| Sulfate mineral|
| Prismatic (2/m)
(same H-M symbol)|
a = 8.71, b = 13.84,
c = 7.05 [Å], β = 112.13° (approximated)
Plášilite is a very rare uranium mineral with the formula Na2(UO2)(SO4)2•3H2O. Chemically related minerals include natrozippeite, belakovskiite, meisserite, fermiite and oppenheimerite. Most of these uranyl sulfate minerals were originally found in the Blue Lizard mine, San Juan County, Utah, US. The mineral is named after Czech crystallographer Jakub Plášil.

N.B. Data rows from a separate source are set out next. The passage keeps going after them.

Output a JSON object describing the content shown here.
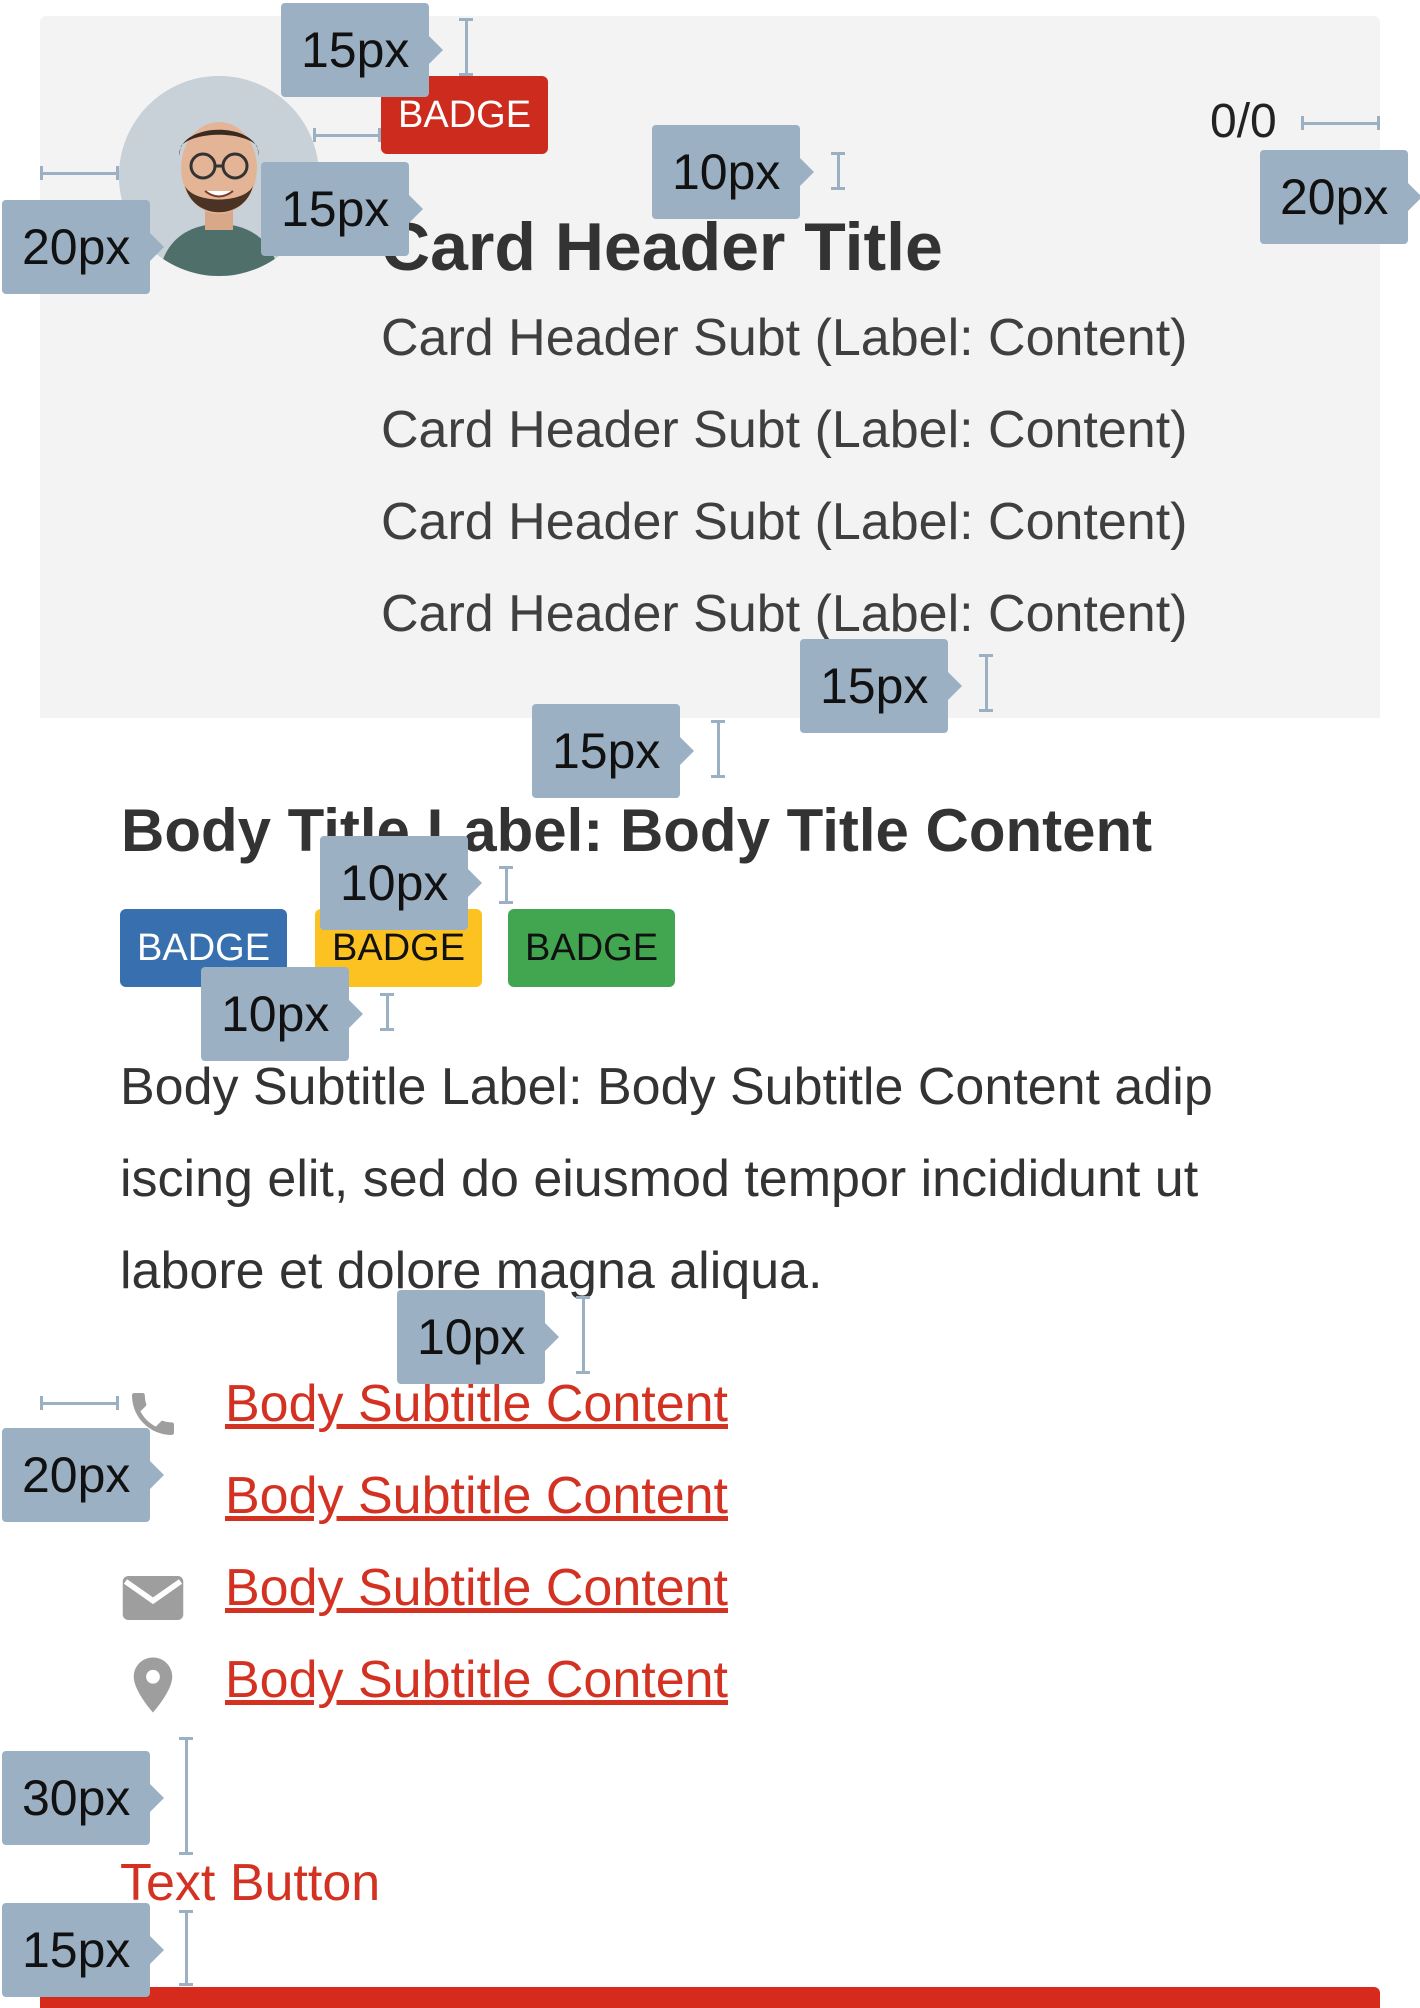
{
  "header": {
    "badge": "BADGE",
    "counter": "0/0",
    "title": "Card Header Title",
    "subtitles": [
      "Card Header Subt (Label: Content)",
      "Card Header Subt (Label: Content)",
      "Card Header Subt (Label: Content)",
      "Card Header Subt (Label: Content)"
    ]
  },
  "body": {
    "title": "Body Title Label: Body Title Content",
    "badges": [
      "BADGE",
      "BADGE",
      "BADGE"
    ],
    "paragraph": "Body Subtitle Label: Body Subtitle Content adip iscing elit, sed do eiusmod tempor incididunt ut labore et dolore magna aliqua.",
    "links": [
      {
        "icon": "phone-icon",
        "label": "Body Subtitle Content"
      },
      {
        "icon": "",
        "label": "Body Subtitle Content"
      },
      {
        "icon": "mail-icon",
        "label": "Body Subtitle Content"
      },
      {
        "icon": "location-pin-icon",
        "label": "Body Subtitle Content"
      }
    ],
    "text_button": "Text Button"
  },
  "annotations": [
    "15px",
    "20px",
    "15px",
    "10px",
    "20px",
    "15px",
    "15px",
    "10px",
    "10px",
    "10px",
    "20px",
    "30px",
    "15px"
  ],
  "colors": {
    "header_bg": "#f3f3f3",
    "brand_red": "#d33222",
    "badge_blue": "#386fae",
    "badge_yellow": "#fbc222",
    "badge_green": "#42a54f",
    "annotation": "#9cb0c3"
  }
}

Plášilite is associated with other sulfate minerals: natrozippeite, johannite, blödite, brochantite, chalcanthite, gypsum, hexahydrite, manganoblödite, and tamarugite. Non-sulfate coexisting minerals include atacamite, calcite, dickite and gerhardtite. Plášilite is secondary in origin, being the product of weathering of the primary uranium mineral, uraninite.

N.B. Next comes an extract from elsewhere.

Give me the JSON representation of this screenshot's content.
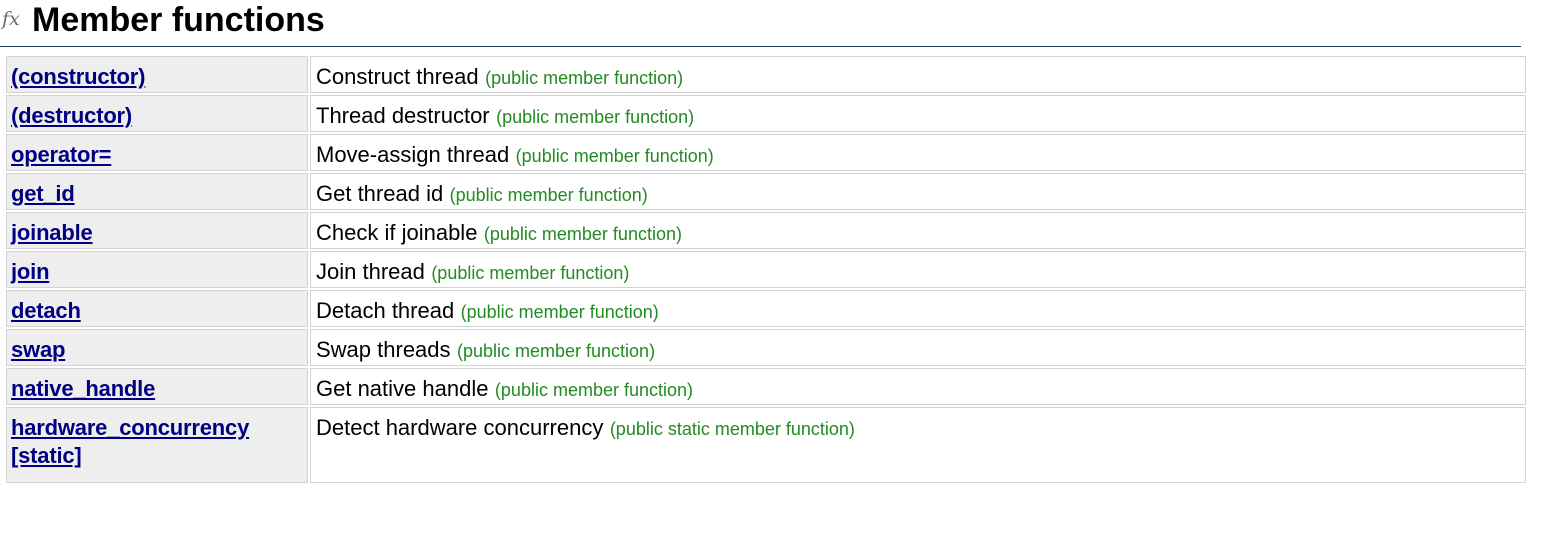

The crystal structure of plášilite is of a new type. Its building blocks are:(UO2)2(SO4)2(OH)2 sheets, with a charge 2-, parallel to (010), of a phosphuranylite topology
edge-sharing NaO2(H2O)4 polyhedra, parallel to 
The sodium-bearing polyhedra link the uranyl-sulfate sheets. It terms of sheet geometry, crystal structure of plášilite is similar to that of deliensite.